While plenty of things come into play here to make it work so effortlessly, the threat of Ilyasova from 3 provides more space and offensive flexibility overall. Swap him for Amir Johnson, and Olynyk is just going to sit back in the paint and mess things up. Having this option at center and to elevate the bench in general makes a big difference.
Something else Ilyasova probably doesn’t get enough credit for is his offensive rebounding. He opened the series with 17 points and 15 rebounds, following up with 14 and 11 in Game 2. Grabbing nine offensive boards over the first two games is pretty impressive, and the Heat had no answer for him in stretches when he could beat out Olynyk or tip the ball over the likes of Justise Winslow or Dwyane Wade:
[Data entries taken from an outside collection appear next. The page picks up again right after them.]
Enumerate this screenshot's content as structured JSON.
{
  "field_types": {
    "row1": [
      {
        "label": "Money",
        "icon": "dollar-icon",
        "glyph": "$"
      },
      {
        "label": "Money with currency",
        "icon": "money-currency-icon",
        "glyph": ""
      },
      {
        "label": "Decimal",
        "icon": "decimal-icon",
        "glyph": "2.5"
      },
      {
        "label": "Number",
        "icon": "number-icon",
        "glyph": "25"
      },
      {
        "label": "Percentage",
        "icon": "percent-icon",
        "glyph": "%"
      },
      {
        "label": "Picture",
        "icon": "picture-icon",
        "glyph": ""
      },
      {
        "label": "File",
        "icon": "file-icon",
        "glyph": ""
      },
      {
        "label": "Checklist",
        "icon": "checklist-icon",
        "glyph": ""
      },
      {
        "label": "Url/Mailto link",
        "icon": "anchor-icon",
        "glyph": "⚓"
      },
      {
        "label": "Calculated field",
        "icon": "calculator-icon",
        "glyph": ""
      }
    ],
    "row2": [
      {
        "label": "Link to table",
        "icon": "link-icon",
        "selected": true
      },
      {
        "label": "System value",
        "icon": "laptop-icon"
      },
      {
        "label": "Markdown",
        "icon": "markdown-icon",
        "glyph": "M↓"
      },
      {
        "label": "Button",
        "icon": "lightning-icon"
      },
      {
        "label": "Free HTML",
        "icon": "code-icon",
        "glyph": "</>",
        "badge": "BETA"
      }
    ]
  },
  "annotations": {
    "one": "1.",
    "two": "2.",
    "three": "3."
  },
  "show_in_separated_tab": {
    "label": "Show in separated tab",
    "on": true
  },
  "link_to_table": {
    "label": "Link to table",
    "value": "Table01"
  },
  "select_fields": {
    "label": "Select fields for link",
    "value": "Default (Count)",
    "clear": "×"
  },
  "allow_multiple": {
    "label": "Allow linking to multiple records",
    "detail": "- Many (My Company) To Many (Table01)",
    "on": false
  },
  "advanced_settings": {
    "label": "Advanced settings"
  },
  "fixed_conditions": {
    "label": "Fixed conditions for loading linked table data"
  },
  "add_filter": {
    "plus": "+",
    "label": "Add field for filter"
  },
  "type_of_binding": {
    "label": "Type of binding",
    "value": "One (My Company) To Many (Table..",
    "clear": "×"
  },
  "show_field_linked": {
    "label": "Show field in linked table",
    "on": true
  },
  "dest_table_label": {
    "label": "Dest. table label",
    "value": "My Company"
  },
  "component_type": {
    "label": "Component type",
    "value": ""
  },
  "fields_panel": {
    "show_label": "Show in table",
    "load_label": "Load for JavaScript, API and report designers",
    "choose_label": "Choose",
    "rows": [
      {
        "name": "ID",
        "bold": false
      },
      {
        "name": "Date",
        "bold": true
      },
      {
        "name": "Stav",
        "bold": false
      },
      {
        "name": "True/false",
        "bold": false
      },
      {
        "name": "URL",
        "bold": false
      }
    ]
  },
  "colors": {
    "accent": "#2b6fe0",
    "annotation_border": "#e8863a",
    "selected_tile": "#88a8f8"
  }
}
The Sixers wouldn’t be first in offensive rebound percentage for the playoffs so far without him. He couldn’t make better use of his persistence, length and timing in instances like this.
Put everything together, and Philly’s two most effective lineups (with at least 10 minutes played) in the playoffs so far feature Ilyasova at center — Simmons-Redick-Belinelli-Saric-Ilyasova leads the way with a 135.8 offensive rating and 17.9 net rating. While we can only look at a tiny sample size here, these numbers still show what groups the team has used to go on key runs.
Ilyasova’s well-rounded skill set has made him work so seamlessly with the Sixers. He has the shooting to take slower centers out of their comfort zone at the perimeter (or help play a guy like Whiteside off the floor) and the physical persistence to get the best of smaller bigs on the offensive glass.
It’s the kind of balanced offensive package that’s helped round out the Sixers’ second unit so neatly alongside Marco Belinelli, unlocking lineups that Brett Brown wisely deployed against Miami. And again, the sample size is only small, but Philly having the best bench net rating (9.7) in the playoffs so far reinforces the strength of their additions.
In round 2, against some of Boston’s slower bigs like Aron Baynes and Greg Monroe, or Milwaukee’s overly aggressive, confused defense, you can expect to see the Simmons-plus-four-shooters lineups go to work again. And Ilyasova will be right in the middle of it.
All statistics courtesy of and NBA.com.